The lottery is a form of gambling in which numbers are drawn at random to determine a winner. Prizes may be cash, goods or services. Some lotteries are organized by governments, while others are privately run. In addition to providing an opportunity to try one’s luck, the lottery can raise money for various causes and help people find good jobs. Despite this, some critics say that the lottery is addictive and has a negative effect on society.
Unlike other forms of gambling, lottery prizes are not always very large. Typically, winning the grand prize requires matching all of the winning numbers in a specific drawing. The odds of winning a prize can vary depending on the type of lottery, number of tickets sold, and whether it is a national or state lottery. In addition, many states require that players must be present during the lottery draw to win a prize. The odds of winning a particular lottery are also dependent on how much the ticket costs and the total number of tickets sold in that particular drawing.

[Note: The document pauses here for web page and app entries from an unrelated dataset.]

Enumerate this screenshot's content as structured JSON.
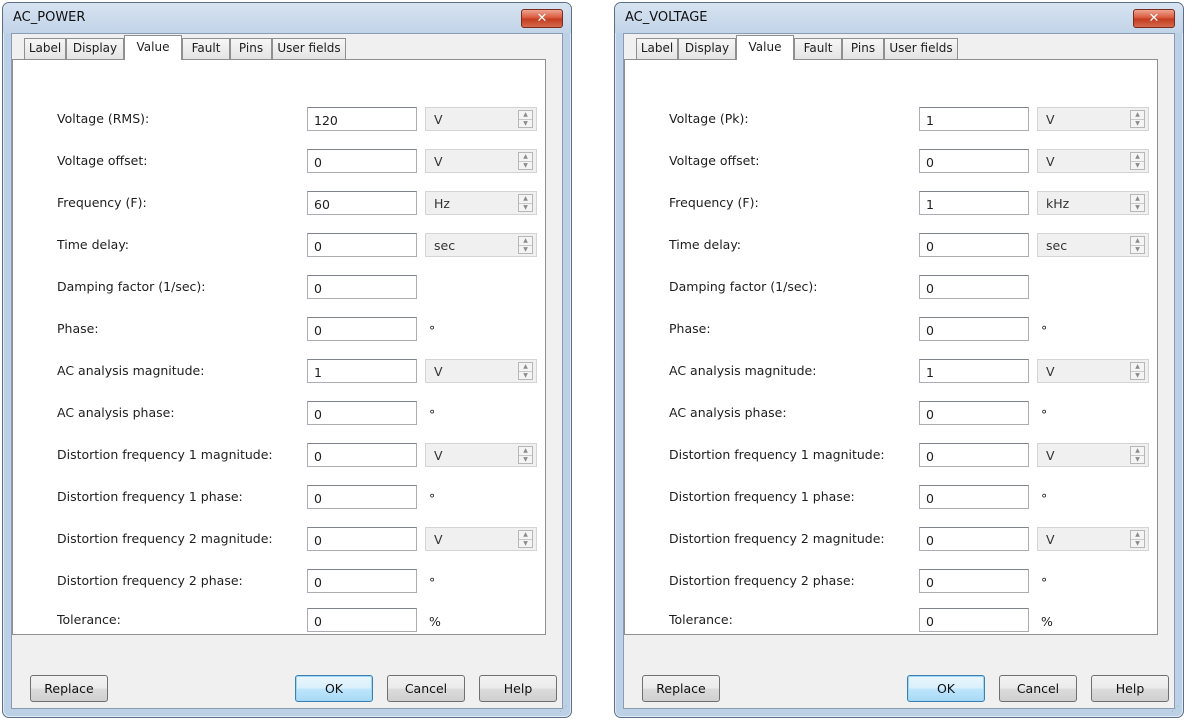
{
  "common": {
    "tabs": [
      "Label",
      "Display",
      "Value",
      "Fault",
      "Pins",
      "User fields"
    ],
    "buttons": {
      "replace": "Replace",
      "ok": "OK",
      "cancel": "Cancel",
      "help": "Help"
    },
    "degree_symbol": "°",
    "percent": "%"
  },
  "dialogs": [
    {
      "title": "AC_POWER",
      "rows": {
        "voltage": {
          "label": "Voltage (RMS):",
          "value": "120",
          "unit": "V"
        },
        "voltage_offset": {
          "label": "Voltage offset:",
          "value": "0",
          "unit": "V"
        },
        "frequency": {
          "label": "Frequency (F):",
          "value": "60",
          "unit": "Hz"
        },
        "time_delay": {
          "label": "Time delay:",
          "value": "0",
          "unit": "sec"
        },
        "damping": {
          "label": "Damping factor (1/sec):",
          "value": "0"
        },
        "phase": {
          "label": "Phase:",
          "value": "0"
        },
        "ac_mag": {
          "label": "AC analysis magnitude:",
          "value": "1",
          "unit": "V"
        },
        "ac_phase": {
          "label": "AC analysis phase:",
          "value": "0"
        },
        "dist1_mag": {
          "label": "Distortion frequency 1 magnitude:",
          "value": "0",
          "unit": "V"
        },
        "dist1_phase": {
          "label": "Distortion frequency 1 phase:",
          "value": "0"
        },
        "dist2_mag": {
          "label": "Distortion frequency 2 magnitude:",
          "value": "0",
          "unit": "V"
        },
        "dist2_phase": {
          "label": "Distortion frequency 2 phase:",
          "value": "0"
        },
        "tolerance": {
          "label": "Tolerance:",
          "value": "0"
        }
      }
    },
    {
      "title": "AC_VOLTAGE",
      "rows": {
        "voltage": {
          "label": "Voltage (Pk):",
          "value": "1",
          "unit": "V"
        },
        "voltage_offset": {
          "label": "Voltage offset:",
          "value": "0",
          "unit": "V"
        },
        "frequency": {
          "label": "Frequency (F):",
          "value": "1",
          "unit": "kHz"
        },
        "time_delay": {
          "label": "Time delay:",
          "value": "0",
          "unit": "sec"
        },
        "damping": {
          "label": "Damping factor (1/sec):",
          "value": "0"
        },
        "phase": {
          "label": "Phase:",
          "value": "0"
        },
        "ac_mag": {
          "label": "AC analysis magnitude:",
          "value": "1",
          "unit": "V"
        },
        "ac_phase": {
          "label": "AC analysis phase:",
          "value": "0"
        },
        "dist1_mag": {
          "label": "Distortion frequency 1 magnitude:",
          "value": "0",
          "unit": "V"
        },
        "dist1_phase": {
          "label": "Distortion frequency 1 phase:",
          "value": "0"
        },
        "dist2_mag": {
          "label": "Distortion frequency 2 magnitude:",
          "value": "0",
          "unit": "V"
        },
        "dist2_phase": {
          "label": "Distortion frequency 2 phase:",
          "value": "0"
        },
        "tolerance": {
          "label": "Tolerance:",
          "value": "0"
        }
      }
    }
  ]
}
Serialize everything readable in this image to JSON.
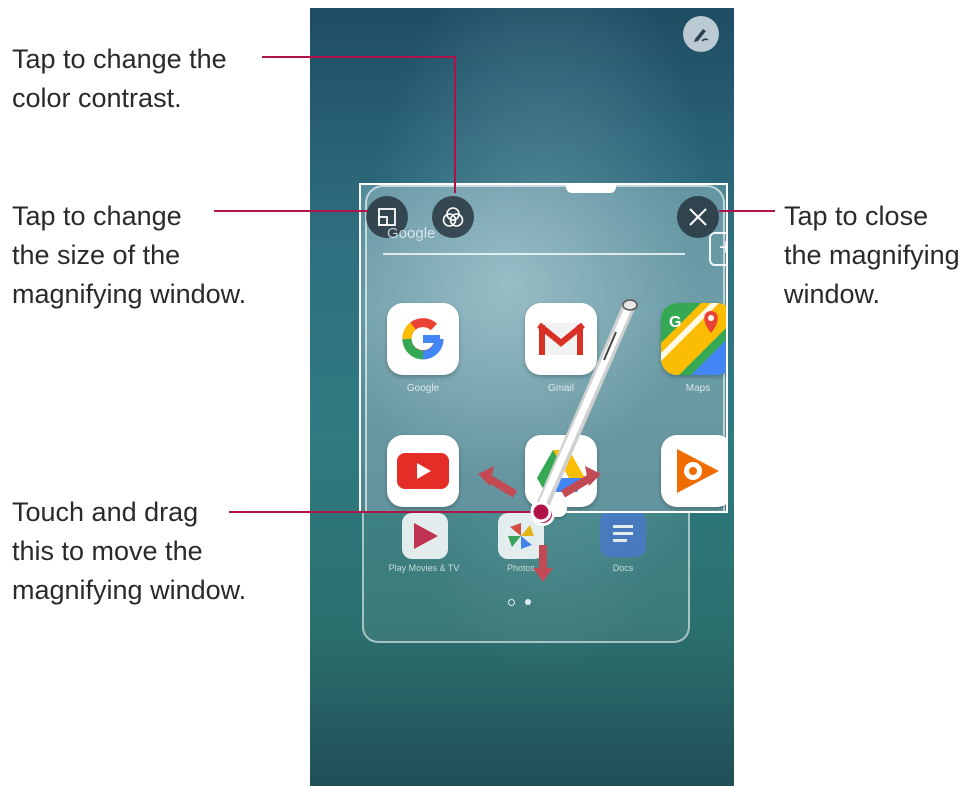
{
  "callouts": {
    "contrast": [
      "Tap to change the",
      "color contrast."
    ],
    "size": [
      "Tap to change",
      "the size of the",
      "magnifying window."
    ],
    "move": [
      "Touch and drag",
      "this to move the",
      "magnifying window."
    ],
    "close": [
      "Tap to close",
      "the magnifying",
      "window."
    ]
  },
  "magnifier": {
    "search_text": "Google",
    "plus_label": "+",
    "apps_row1": [
      "Google",
      "Gmail",
      "Maps"
    ],
    "apps_row2": [
      "YouTube",
      "Drive",
      "Play Music"
    ]
  },
  "background_apps": {
    "row": [
      "Play Movies & TV",
      "Photos",
      "Docs"
    ]
  },
  "icons": {
    "resize": "resize-window-icon",
    "contrast": "color-contrast-icon",
    "close": "close-icon",
    "pen": "pen-icon",
    "stylus": "stylus-icon",
    "arrows": "move-arrows-icon"
  },
  "colors": {
    "callout_line": "#b0124a",
    "drag_point": "#b0124a"
  }
}
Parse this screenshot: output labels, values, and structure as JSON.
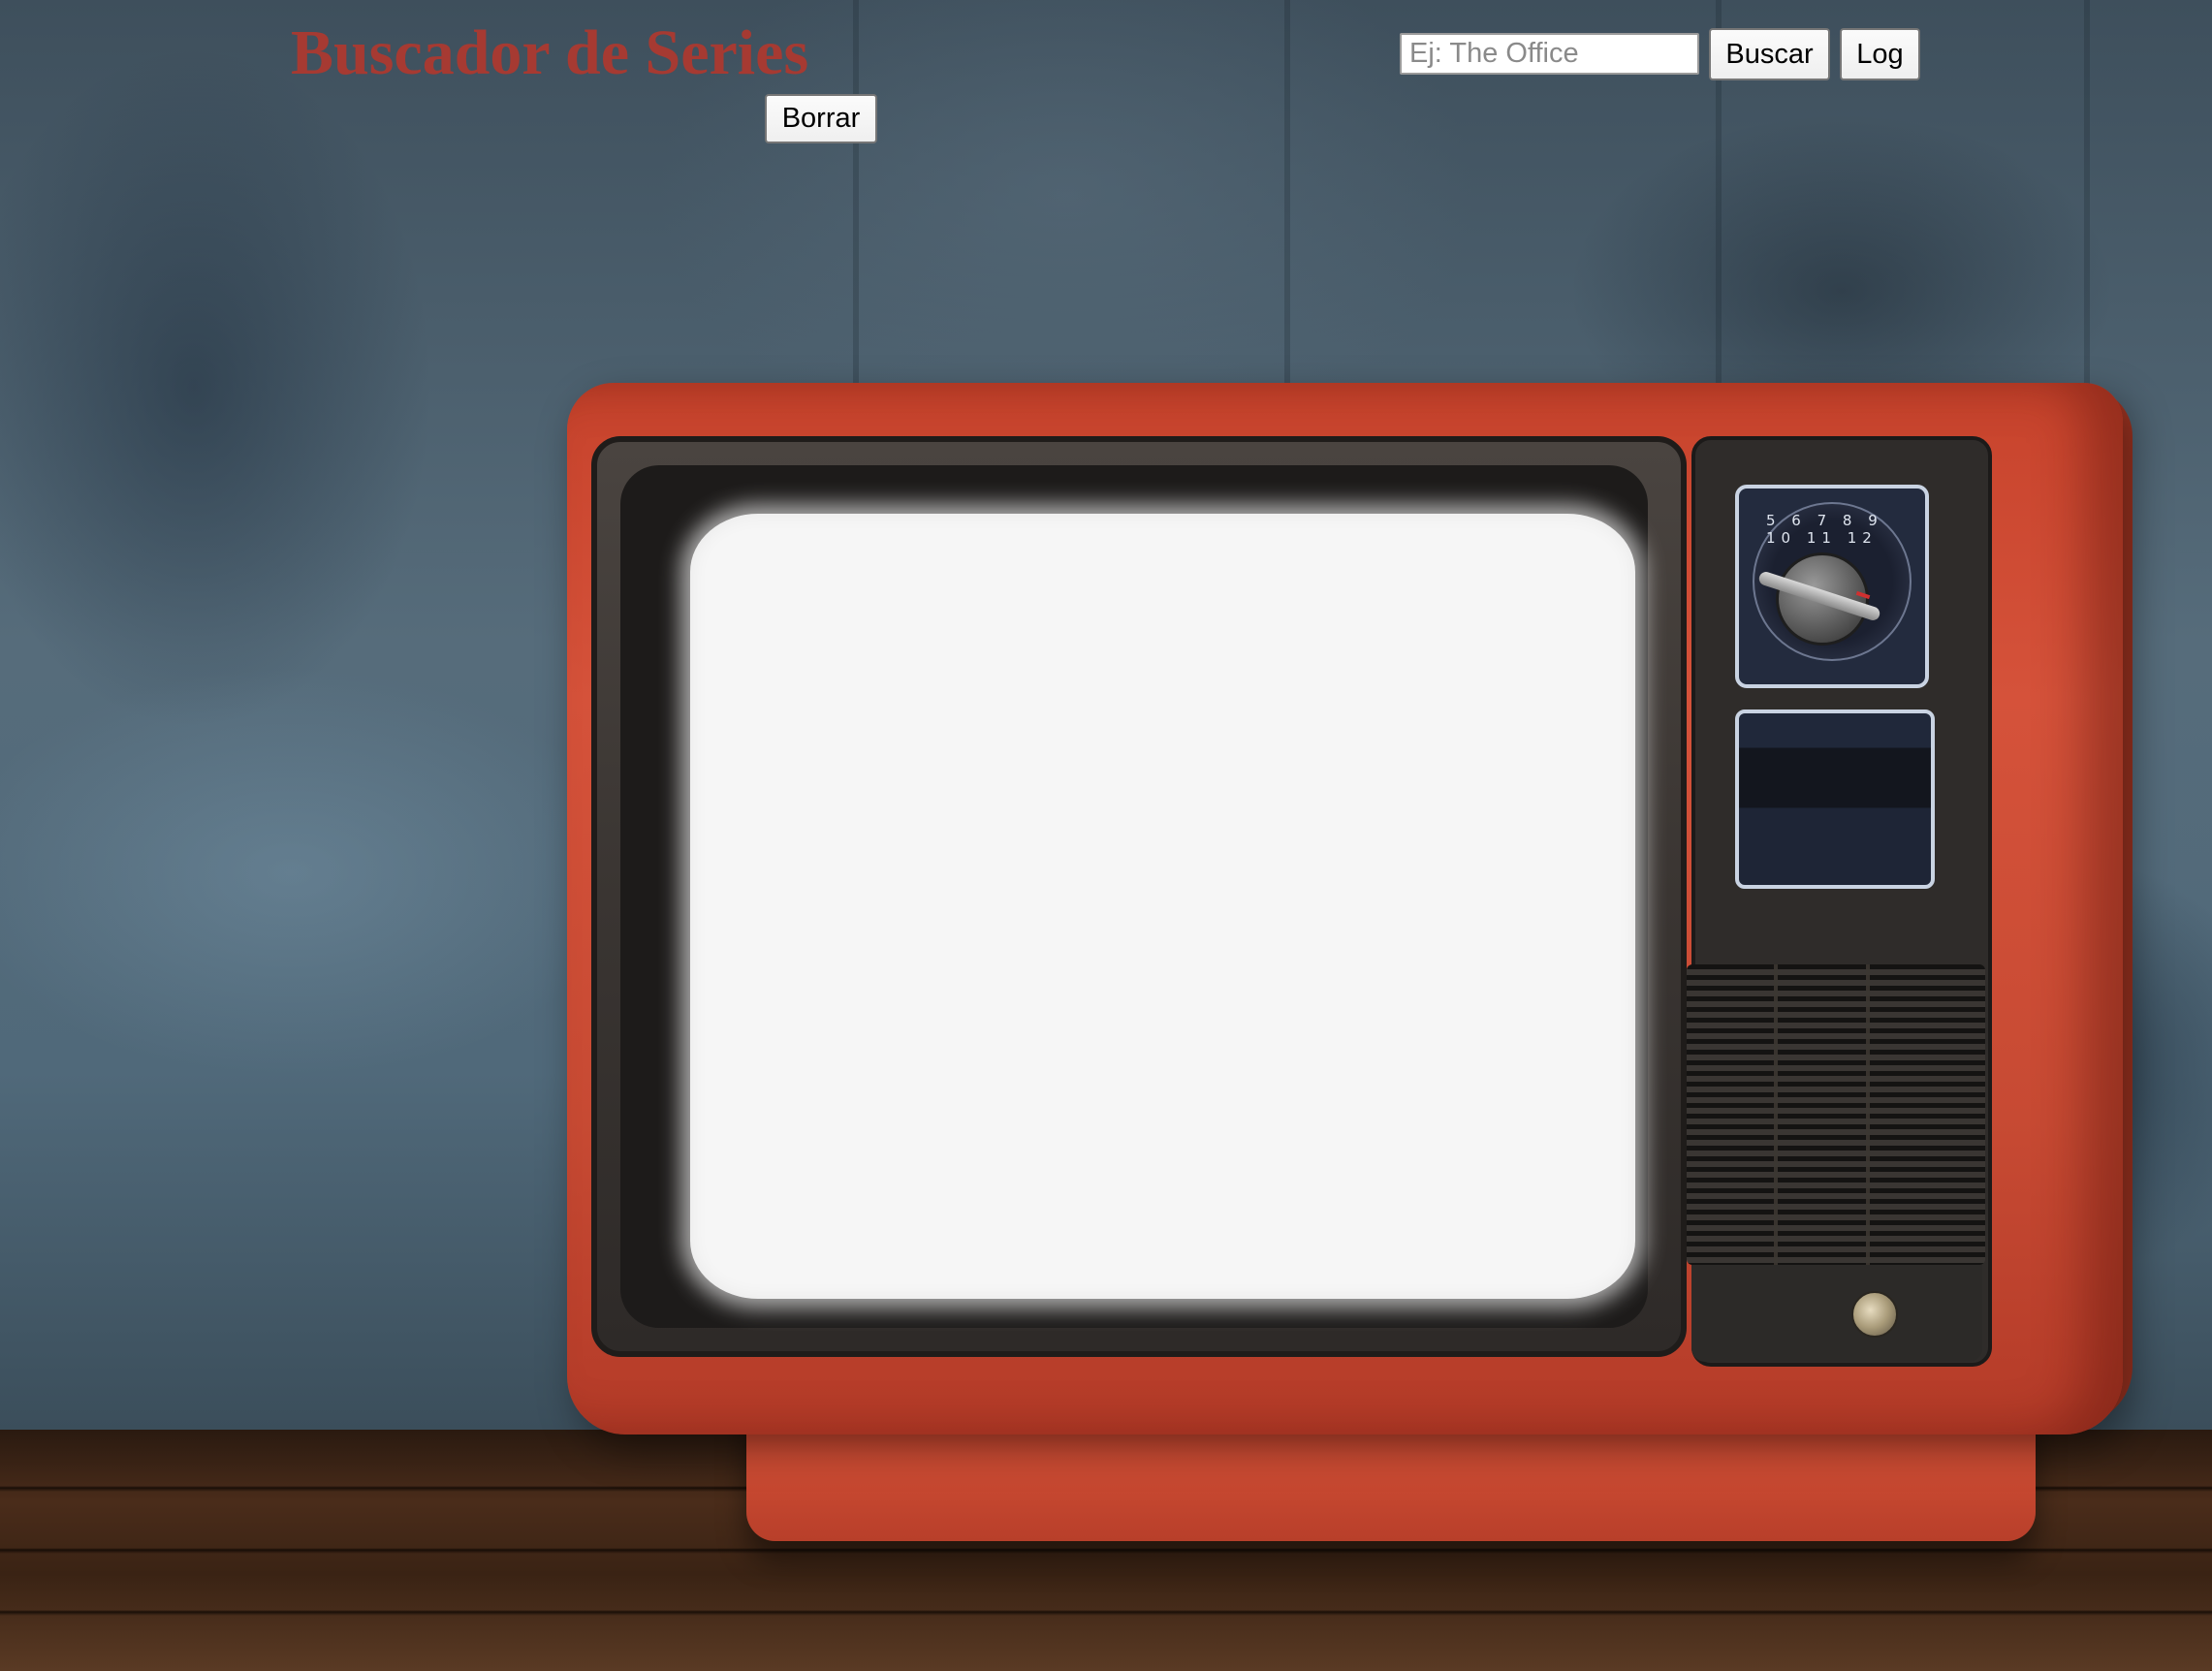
{
  "header": {
    "title": "Buscador de Series"
  },
  "search": {
    "placeholder": "Ej: The Office",
    "value": ""
  },
  "buttons": {
    "search_label": "Buscar",
    "log_label": "Log",
    "clear_label": "Borrar"
  },
  "background": {
    "description_icon": "retro-tv-photo-icon",
    "dial_numbers": "5 6 7 8 9 10 11 12"
  },
  "colors": {
    "title": "#a63a32",
    "tv_body": "#cf4d34",
    "screen": "#f6f6f6"
  }
}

In addition to the chance to win a prize, lottery participants enjoy playing for the social interaction and the sense of community that is associated with the game. In the United States, a large majority of lotteries are run by state and local governments. However, the federal government is also involved in some lotteries. The lottery is a popular activity in the United States, with Americans spending more than $80 billion on tickets each year. This makes it the world’s largest lottery market.
Many people are unable to afford to buy the tickets that they want in order to participate in the lottery. In order to increase their chances of winning, some people choose to join a lottery pool. These groups are made up of individuals who each contribute a small amount of money in order to purchase multiple lottery tickets. This can help improve the likelihood of winning, but it is important to remember that the odds of winning are still very slim.
While the idea of winning a huge jackpot sounds tempting, it is important to keep in mind that there are often hefty tax implications. In some cases, winners have been forced to sell their homes or other assets in order to pay taxes. This can have a devastating effect on their lives, and it is important to consider the financial implications before entering a lottery.
It is possible to win the lottery, but it requires a significant investment of time and money. The key is to study the odds and understand how to play the game. Generally, it is best to play a national lottery with a broader pool of numbers than a local or state lottery. It is also important to avoid numbers that end with the same digits, as this can lead to a pattern.
The first European lotteries appeared in the 1500s with towns attempting to raise money for poor relief or to fortify their defenses. Francis I of France introduced them into his country in the 1500s and they grew in popularity. In the 17th century, Louis XIV of France established lotteries in his court and allowed his friends to win.